Precisely because pet fleas have changed their way of life, they have become “culture followers”. They are now present all year round and also live quietly and unrecognized in many apartments. The pet owner has little choice but to protect themselves against fleas all year round. Appropriate preparations offer protection for up to three months – simple and non-toxic.
Flea saliva allergy
Flea saliva allergy is a year-round allergic skin disease caused by the saliva of fleas, mostly affecting dogs and cats. The main symptom is severe itching, which can lead to self-inflicted severe skin changes and secondary infections.
A single bite can cause itching in an allergic animal for 4 weeks.
The main symptom of flea saliva allergy in dogs is intense itching, especially in the loin, groin and tail areas. Small papules appear as the first skin changes. Occasionally there is swelling of the popliteal lymph nodes. As a result of gnawing and licking, further skin changes such as erosions and crusts, so-called “hot spots” develop: circumscribed, superficial purulent skin inflammation. Additional overgrowth of the skin with yeast fungi can also occur. If a flea saliva allergy is chronic, hair loss, hyperpigmentation and thickening of the skin occur.
In cats, the clinical picture is more variable. The root of the tail and the lumbar, abdominal and groin regions as well as the neck are particularly affected. In addition to itching, the main manifestation is skin inflammation with papules and crusts the size of millet grains (miliary dermatitis). Hypersensitivity of the back can also indicate a flea saliva allergy. If it persists for a long time, patchy or bilaterally symmetrical hair loss can occur.
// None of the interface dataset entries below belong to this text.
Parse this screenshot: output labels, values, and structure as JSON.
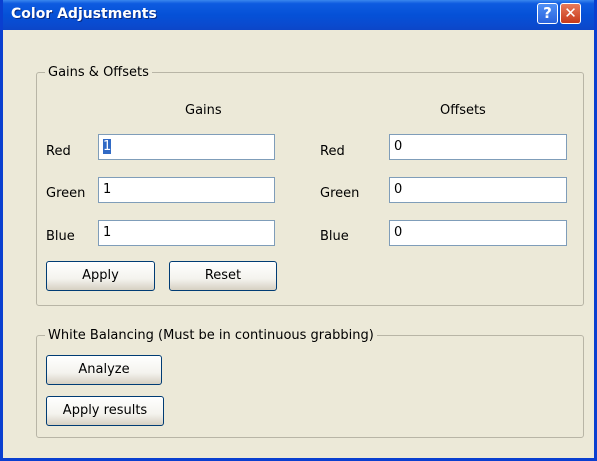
{
  "window": {
    "title": "Color Adjustments"
  },
  "title_buttons": {
    "help": "?",
    "close": "✕"
  },
  "gains_offsets": {
    "legend": "Gains & Offsets",
    "gains_header": "Gains",
    "offsets_header": "Offsets",
    "gains": [
      {
        "label": "Red",
        "value": "1"
      },
      {
        "label": "Green",
        "value": "1"
      },
      {
        "label": "Blue",
        "value": "1"
      }
    ],
    "offsets": [
      {
        "label": "Red",
        "value": "0"
      },
      {
        "label": "Green",
        "value": "0"
      },
      {
        "label": "Blue",
        "value": "0"
      }
    ],
    "apply_label": "Apply",
    "reset_label": "Reset"
  },
  "white_balance": {
    "legend": "White Balancing (Must be in continuous grabbing)",
    "analyze_label": "Analyze",
    "apply_results_label": "Apply results"
  }
}
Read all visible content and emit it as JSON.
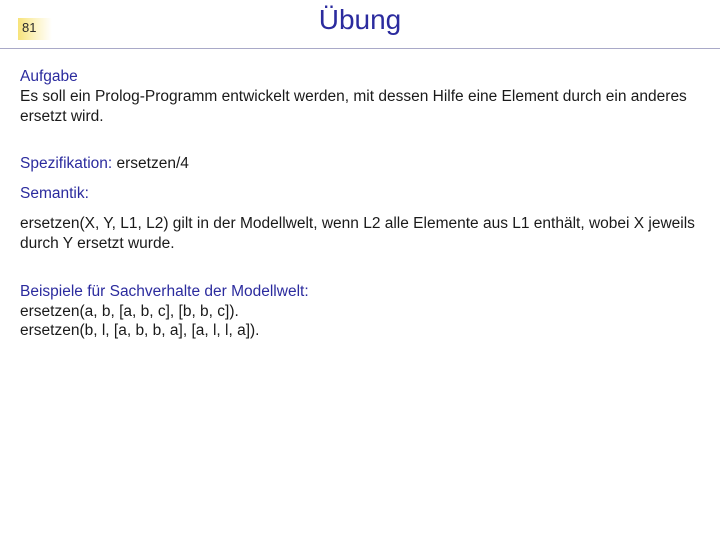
{
  "slide_number": "81",
  "title": "Übung",
  "aufgabe_label": "Aufgabe",
  "aufgabe_text": "Es soll ein Prolog-Programm entwickelt werden, mit dessen Hilfe eine Element durch ein anderes ersetzt wird.",
  "spezifikation_label": "Spezifikation: ",
  "spezifikation_value": "ersetzen/4",
  "semantik_label": "Semantik:",
  "semantik_text": "ersetzen(X, Y, L1, L2) gilt in der Modellwelt, wenn L2 alle Elemente aus L1 enthält, wobei X jeweils durch Y ersetzt wurde.",
  "beispiele_label": "Beispiele für Sachverhalte der Modellwelt:",
  "beispiel_1": "ersetzen(a, b, [a, b, c], [b, b, c]).",
  "beispiel_2": "ersetzen(b, l, [a, b, b, a], [a, l, l, a])."
}
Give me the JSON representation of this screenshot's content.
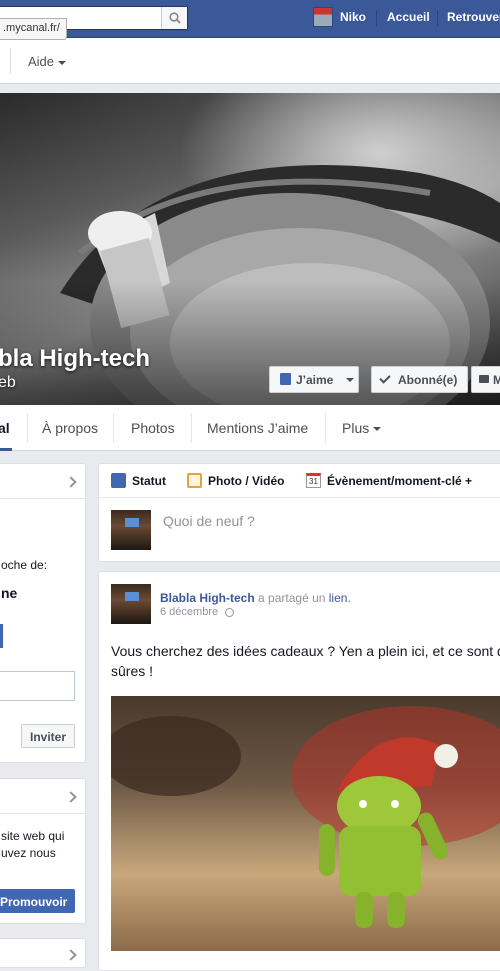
{
  "topbar": {
    "url_hint": ".mycanal.fr/",
    "user_name": "Niko",
    "home": "Accueil",
    "find": "Retrouver"
  },
  "subnav": {
    "help": "Aide"
  },
  "page": {
    "name": "bla High-tech",
    "category": "eb"
  },
  "cover_buttons": {
    "like": "J’aime",
    "subscribed": "Abonné(e)",
    "message": "M"
  },
  "tabs": {
    "active": "al",
    "about": "À propos",
    "photos": "Photos",
    "mentions": "Mentions J’aime",
    "more": "Plus"
  },
  "left": {
    "invite_text": "oche de:",
    "name_partial": "ne",
    "invite": "Invite​r",
    "promo_line1": "site web qui",
    "promo_line2": "uvez nous",
    "promote": "Promouvoir"
  },
  "composer": {
    "status": "Statut",
    "photo": "Photo / Vidéo",
    "event": "Évènement/moment-clé +",
    "calendar_day": "31",
    "placeholder": "Quoi de neuf ?"
  },
  "post": {
    "author": "Blabla High-tech",
    "shared": "a partagé un",
    "link_word": "lien.",
    "date": "6 décembre",
    "text": "Vous cherchez des idées cadeaux ? Yen a plein ici, et ce sont d",
    "text2": "sûres !"
  },
  "colors": {
    "brand": "#3b5998",
    "accent_button": "#4267b2"
  }
}
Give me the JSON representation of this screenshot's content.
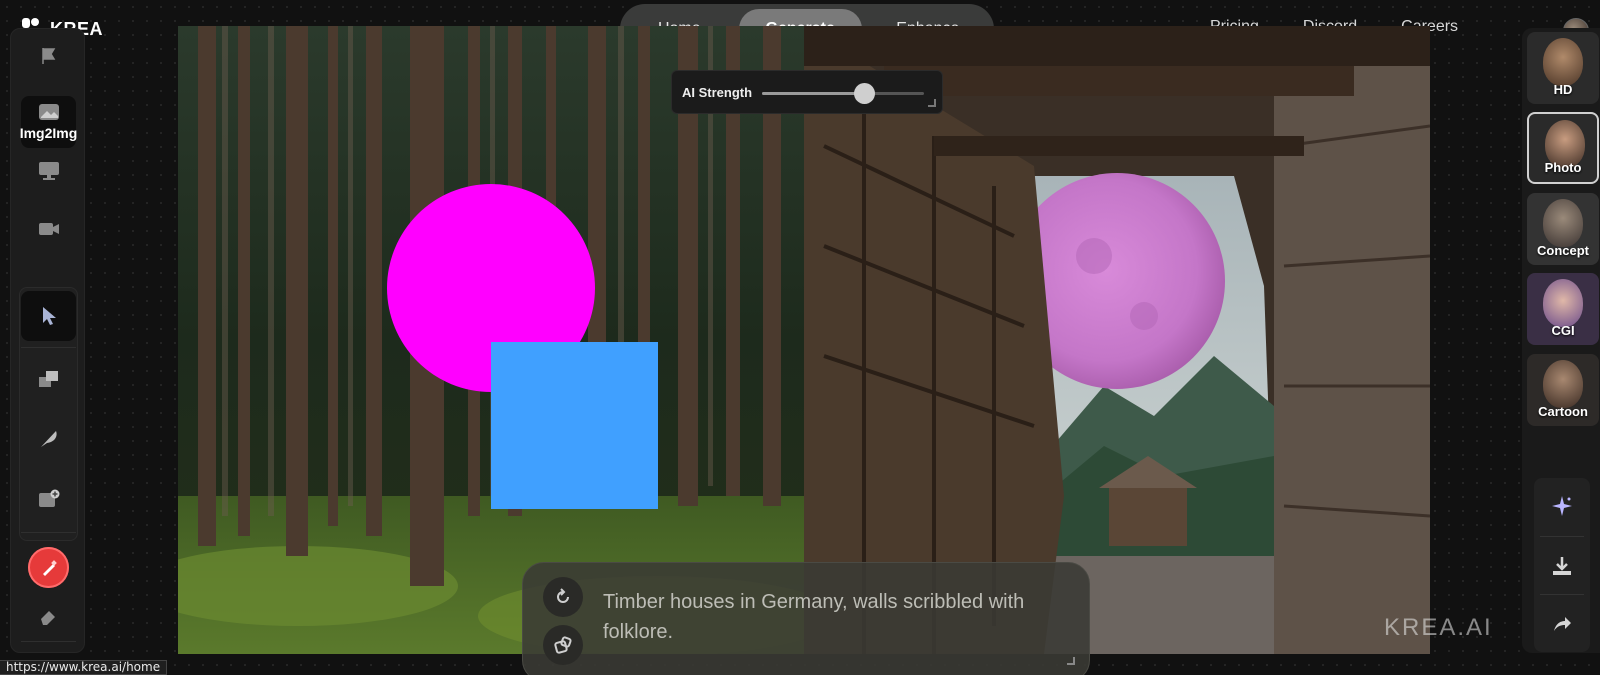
{
  "brand": {
    "name": "KREA",
    "watermark": "KREA.AI"
  },
  "nav": {
    "tabs": [
      {
        "label": "Home",
        "active": false
      },
      {
        "label": "Generate",
        "active": true
      },
      {
        "label": "Enhance",
        "active": false
      }
    ],
    "links": [
      "Pricing",
      "Discord",
      "Careers"
    ]
  },
  "left_toolbar": {
    "items": [
      {
        "name": "img2img",
        "label": "Img2Img",
        "icon": "image-icon",
        "active": true
      },
      {
        "name": "realtime",
        "icon": "monitor-icon"
      },
      {
        "name": "video",
        "icon": "video-camera-icon"
      },
      {
        "name": "select",
        "icon": "cursor-arrow-icon",
        "active": true
      },
      {
        "name": "shapes",
        "icon": "layers-icon"
      },
      {
        "name": "pen",
        "icon": "feather-icon"
      },
      {
        "name": "add-image",
        "icon": "image-plus-icon"
      },
      {
        "name": "brush",
        "icon": "brush-icon"
      },
      {
        "name": "eraser",
        "icon": "eraser-icon"
      }
    ]
  },
  "ai_strength": {
    "label": "AI Strength",
    "value": 0.65
  },
  "styles": [
    {
      "label": "HD",
      "selected": false
    },
    {
      "label": "Photo",
      "selected": true
    },
    {
      "label": "Concept",
      "selected": false
    },
    {
      "label": "CGI",
      "selected": false
    },
    {
      "label": "Cartoon",
      "selected": false
    }
  ],
  "actions": [
    "sparkle-icon",
    "download-icon",
    "share-icon"
  ],
  "prompt": {
    "text": "Timber houses in Germany, walls scribbled with folklore."
  },
  "status_bar": {
    "url": "https://www.krea.ai/home"
  },
  "colors": {
    "magenta": "#ff00ff",
    "blue": "#40a0ff",
    "accent_red": "#e63a3a"
  }
}
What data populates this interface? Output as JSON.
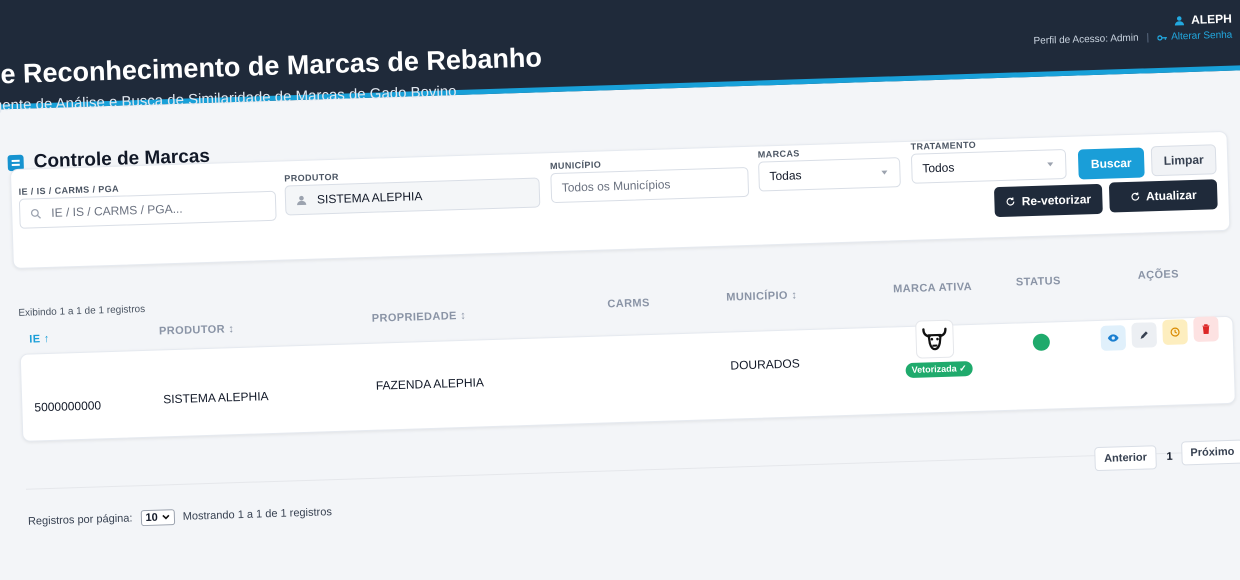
{
  "header": {
    "title": "le Reconhecimento de Marcas de Rebanho",
    "subtitle": "gente de Análise e Busca de Similaridade de Marcas de Gado Bovino",
    "user": "ALEPH",
    "access_profile": "Perfil de Acesso: Admin",
    "change_password": "Alterar Senha"
  },
  "section": {
    "title": "Controle de Marcas"
  },
  "filters": {
    "ie": {
      "label": "IE / IS / CARMS / PGA",
      "placeholder": "IE / IS / CARMS / PGA..."
    },
    "produtor": {
      "label": "PRODUTOR",
      "value": "SISTEMA ALEPHIA"
    },
    "municipio": {
      "label": "MUNICÍPIO",
      "placeholder": "Todos os Municípios"
    },
    "marcas": {
      "label": "MARCAS",
      "value": "Todas"
    },
    "tratamento": {
      "label": "TRATAMENTO",
      "value": "Todos"
    },
    "search_button": "Buscar",
    "clear_button": "Limpar",
    "revectorize_button": "Re-vetorizar",
    "refresh_button": "Atualizar"
  },
  "table": {
    "showing_text": "Exibindo 1 a 1 de 1 registros",
    "columns": {
      "ie": "IE",
      "produtor": "PRODUTOR",
      "propriedade": "PROPRIEDADE",
      "carms": "CARMS",
      "municipio": "MUNICÍPIO",
      "marca_ativa": "MARCA ATIVA",
      "status": "STATUS",
      "acoes": "AÇÕES"
    },
    "rows": [
      {
        "ie": "5000000000",
        "produtor": "SISTEMA ALEPHIA",
        "propriedade": "FAZENDA ALEPHIA",
        "carms": "",
        "municipio": "DOURADOS",
        "marca_badge": "Vetorizada",
        "status": "active"
      }
    ]
  },
  "footer": {
    "per_page_label": "Registros por página:",
    "per_page_value": "10",
    "showing_text": "Mostrando 1 a 1 de 1 registros",
    "prev_button": "Anterior",
    "current_page": "1",
    "next_button": "Próximo"
  },
  "colors": {
    "header_bg": "#1f2a3a",
    "accent": "#1a9ed8",
    "success": "#1faa6c"
  }
}
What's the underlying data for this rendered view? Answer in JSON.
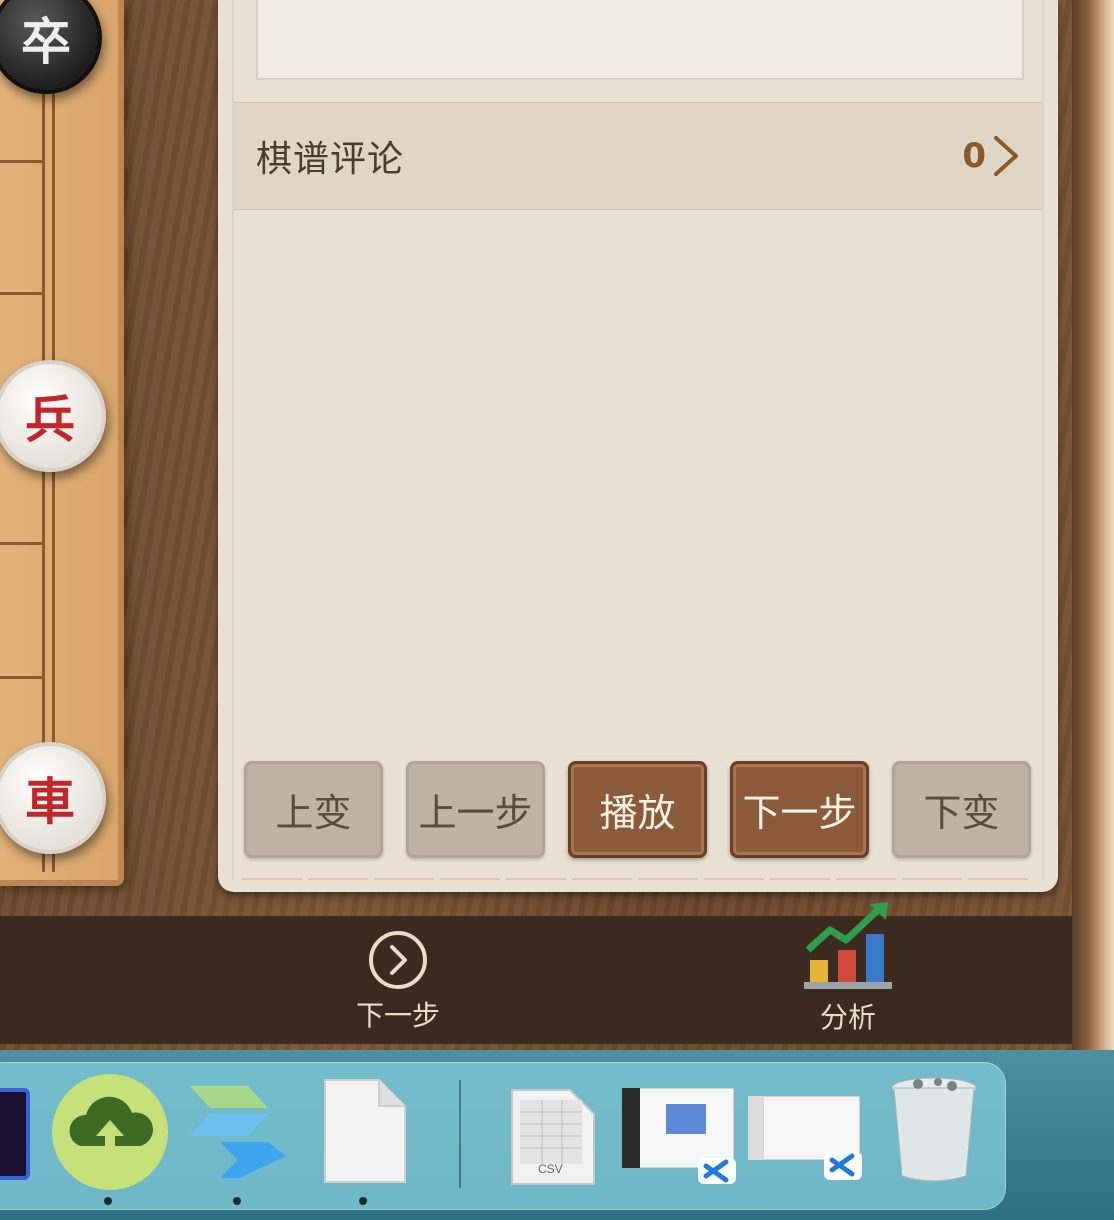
{
  "board": {
    "pieces": [
      {
        "name": "piece-zu",
        "text": "卒",
        "side": "black"
      },
      {
        "name": "piece-bing",
        "text": "兵",
        "side": "red"
      },
      {
        "name": "piece-ju",
        "text": "車",
        "side": "red"
      }
    ]
  },
  "panel": {
    "comments": {
      "title": "棋谱评论",
      "count": "0"
    },
    "controls": [
      {
        "label": "上变",
        "state": "disabled"
      },
      {
        "label": "上一步",
        "state": "disabled"
      },
      {
        "label": "播放",
        "state": "active"
      },
      {
        "label": "下一步",
        "state": "active"
      },
      {
        "label": "下变",
        "state": "disabled"
      }
    ]
  },
  "toolbar": {
    "next_label": "下一步",
    "analysis_label": "分析"
  },
  "dock": {
    "items": [
      {
        "name": "dock-app-dark-icon"
      },
      {
        "name": "dock-cloud-upload-app-icon",
        "running": true
      },
      {
        "name": "dock-chevron-app-icon",
        "running": true
      },
      {
        "name": "dock-blank-document-icon",
        "running": true
      },
      {
        "name": "dock-csv-file-icon",
        "text": "CSV"
      },
      {
        "name": "dock-vscode-window-1-icon"
      },
      {
        "name": "dock-vscode-window-2-icon"
      },
      {
        "name": "dock-trash-icon"
      }
    ]
  },
  "colors": {
    "active_button": "#8a5a3a",
    "disabled_button": "#bfb3a6",
    "panel_bg": "#e9e2d4",
    "red_piece_text": "#c0272d"
  }
}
Intensive licking can cause a flat, raised reddening of the skin (eosinophilic plaque). A non-painful lip ulcer can also occur. In cats, a flea saliva allergy can also be associated with lymph node swelling and cannot always be clinically distinguished from non-allergic dermatitis after flea exposure.
The life cycle of fleas
Adult fleas spend most of their time on their host animal and also lay their eggs there. The eggs fall to the ground, the larvae hatch and crawl into dark regions (under furniture, deep in the carpet) where they pupate. Under suitable conditions, the adult fleas hatch from these pupae. A propagation cycle lasts 4 – 5 weeks. An adult flea can live on a host animal for 100 days and lay an average of 25 eggs each day.
If you see a flea on your animal, there are already at least 100 eggs around the animal. If there is only a suspicion of flea infestation, the animal is combed with a fine-toothed comb and the hair from the comb is placed on a moistened sheet of white paper. If small black crumbs can be seen here, which turn reddish on the paper, it is flea excrement. Fleas themselves are usually only seen in severe infestations. Another indication is the detection of cucumber seed tapeworm eggs in the faeces, as this requires fleas as an intermediate host.
Sometimes neither fleas nor flea excrement can be found because the animals clean themselves particularly thoroughly due to the itching.
The best therapy is consistent flea control. This can be achieved through regular use of long-acting insecticides. We will advise you which preparation is best suited for your animal. The animals must not be bathed for up to two days after application so that the preparations can take effect. This flea control should be repeated consistently throughout the year.
If an infestation is detected, the area around the animal should also be treated, especially the berth and preferred locations, since fleas are not permanently present on the animal and the effectiveness of the active ingredients applied to the animal is limited to this part of the flea population. Environmental treatment is through regular vacuuming and washing of blankets and carpets, aided by chemical flea control with environmental sprays. It often makes sense to repeat the treatment after 2-4 weeks to reach all stages of the fleas.